Thaumatin: a sweetness enhancer that can reduce the quantity and environmental impact of added sugar in food and beverage and benefit rural West African communities

A new study undertaken as part of the SWEET Project and led by the University of Surrey, has found that thaumatin, an extract from Thaumatococcus daniellii (Td) fruit, can enhance the perceived sweetness of added sugar, allowing for up to 20% of sugar to be replaced. This could help reduce the environmental impact of sugar consumption. Thaumatin, known as E957 in the EU, is produced from Td fruit found in West African forests. As Td is not a crop intentionally produced by rural African communities, it grows on fallow land and is left untouched without interest from thaumatin producers. However, with increasing interest, it presents a new opportunity for farming communities, potentially providing an extra source of income.

According to Dr James Suckling from the University of Surrey’s Centre for Environment and Sustainability and the SWEET Project consortium member who led the study, “The results of the life cycle assessment show that thaumatin can be used to reduce the environmental impact of the sweet taste of added sugar in foods and drinks. There are also obvious health benefits of delivering the same sweet taste with less sugar. With a strong interest in reducing dietary added sugar intake, upscaling of thaumatin production offers a great opportunity as an extra source of income to rural West African communities.”

This research has been undertaken as part of the Horizon 2020 SWEET project, a multi-year collaboration with 30 organizations aimed at better understanding the health and environmental benefits of non-nutritional sweeteners.

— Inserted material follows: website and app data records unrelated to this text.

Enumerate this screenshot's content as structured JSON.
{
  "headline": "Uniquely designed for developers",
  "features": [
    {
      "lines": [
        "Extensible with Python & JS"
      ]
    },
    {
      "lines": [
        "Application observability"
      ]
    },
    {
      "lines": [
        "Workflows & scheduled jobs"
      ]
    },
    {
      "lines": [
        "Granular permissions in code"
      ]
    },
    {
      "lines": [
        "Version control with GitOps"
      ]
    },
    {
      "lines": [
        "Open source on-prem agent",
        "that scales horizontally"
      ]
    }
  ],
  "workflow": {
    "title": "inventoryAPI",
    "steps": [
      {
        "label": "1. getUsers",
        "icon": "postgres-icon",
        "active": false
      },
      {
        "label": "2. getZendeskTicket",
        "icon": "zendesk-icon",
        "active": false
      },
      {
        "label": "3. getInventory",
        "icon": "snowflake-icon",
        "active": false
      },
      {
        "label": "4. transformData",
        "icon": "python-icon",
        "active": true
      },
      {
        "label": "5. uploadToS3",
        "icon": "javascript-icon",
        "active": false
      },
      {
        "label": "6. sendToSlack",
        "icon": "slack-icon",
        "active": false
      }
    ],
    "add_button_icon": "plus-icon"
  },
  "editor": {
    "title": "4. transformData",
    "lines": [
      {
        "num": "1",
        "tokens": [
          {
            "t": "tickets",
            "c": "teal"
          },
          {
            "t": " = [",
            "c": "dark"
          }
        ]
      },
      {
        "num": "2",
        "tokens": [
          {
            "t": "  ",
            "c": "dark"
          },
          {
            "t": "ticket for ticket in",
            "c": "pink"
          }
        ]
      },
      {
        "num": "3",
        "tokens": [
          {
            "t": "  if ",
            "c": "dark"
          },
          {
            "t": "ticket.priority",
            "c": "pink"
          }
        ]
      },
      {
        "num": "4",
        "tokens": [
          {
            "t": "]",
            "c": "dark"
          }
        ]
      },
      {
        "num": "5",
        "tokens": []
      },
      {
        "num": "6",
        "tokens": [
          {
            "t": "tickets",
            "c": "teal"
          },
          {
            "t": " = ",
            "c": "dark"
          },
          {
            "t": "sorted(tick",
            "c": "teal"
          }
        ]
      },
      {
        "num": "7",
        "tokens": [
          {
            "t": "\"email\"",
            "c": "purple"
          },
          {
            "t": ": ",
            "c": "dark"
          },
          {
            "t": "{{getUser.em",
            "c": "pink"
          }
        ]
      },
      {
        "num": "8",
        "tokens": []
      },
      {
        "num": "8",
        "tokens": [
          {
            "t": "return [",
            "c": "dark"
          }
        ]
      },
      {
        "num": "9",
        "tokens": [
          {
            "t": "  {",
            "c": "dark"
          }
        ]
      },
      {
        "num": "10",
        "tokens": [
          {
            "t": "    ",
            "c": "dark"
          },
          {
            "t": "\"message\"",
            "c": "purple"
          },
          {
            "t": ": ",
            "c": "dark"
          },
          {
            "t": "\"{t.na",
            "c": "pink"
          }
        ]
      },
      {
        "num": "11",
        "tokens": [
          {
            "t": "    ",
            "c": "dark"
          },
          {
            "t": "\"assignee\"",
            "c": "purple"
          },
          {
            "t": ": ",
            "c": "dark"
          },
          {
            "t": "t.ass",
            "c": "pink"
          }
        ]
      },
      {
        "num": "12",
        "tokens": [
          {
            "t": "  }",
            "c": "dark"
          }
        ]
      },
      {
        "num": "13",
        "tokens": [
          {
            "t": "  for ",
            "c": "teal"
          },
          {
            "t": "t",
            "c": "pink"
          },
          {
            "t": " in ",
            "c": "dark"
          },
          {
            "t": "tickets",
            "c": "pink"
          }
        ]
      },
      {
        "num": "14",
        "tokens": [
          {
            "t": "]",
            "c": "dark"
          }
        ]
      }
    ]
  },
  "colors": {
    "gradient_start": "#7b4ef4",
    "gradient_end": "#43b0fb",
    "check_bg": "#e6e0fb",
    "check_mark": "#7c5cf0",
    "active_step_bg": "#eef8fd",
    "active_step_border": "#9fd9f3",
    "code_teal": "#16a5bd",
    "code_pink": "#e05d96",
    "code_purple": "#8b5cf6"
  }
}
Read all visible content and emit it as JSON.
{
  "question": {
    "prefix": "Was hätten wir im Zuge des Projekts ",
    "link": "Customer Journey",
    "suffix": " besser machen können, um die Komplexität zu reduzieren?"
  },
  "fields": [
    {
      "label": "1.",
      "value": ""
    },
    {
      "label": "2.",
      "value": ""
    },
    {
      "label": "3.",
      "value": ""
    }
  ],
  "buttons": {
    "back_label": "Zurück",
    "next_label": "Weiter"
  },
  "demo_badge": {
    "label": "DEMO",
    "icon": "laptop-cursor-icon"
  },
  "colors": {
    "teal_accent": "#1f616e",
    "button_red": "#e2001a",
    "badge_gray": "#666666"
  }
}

Open access to the journal article Lifecycle assessment of the sweetness enhancer thaumatin (E957) produced from Thaumatococcus daniellii fruit foraged from West Africa: The SWEET project in ScienceDirectis available by clicking on the button.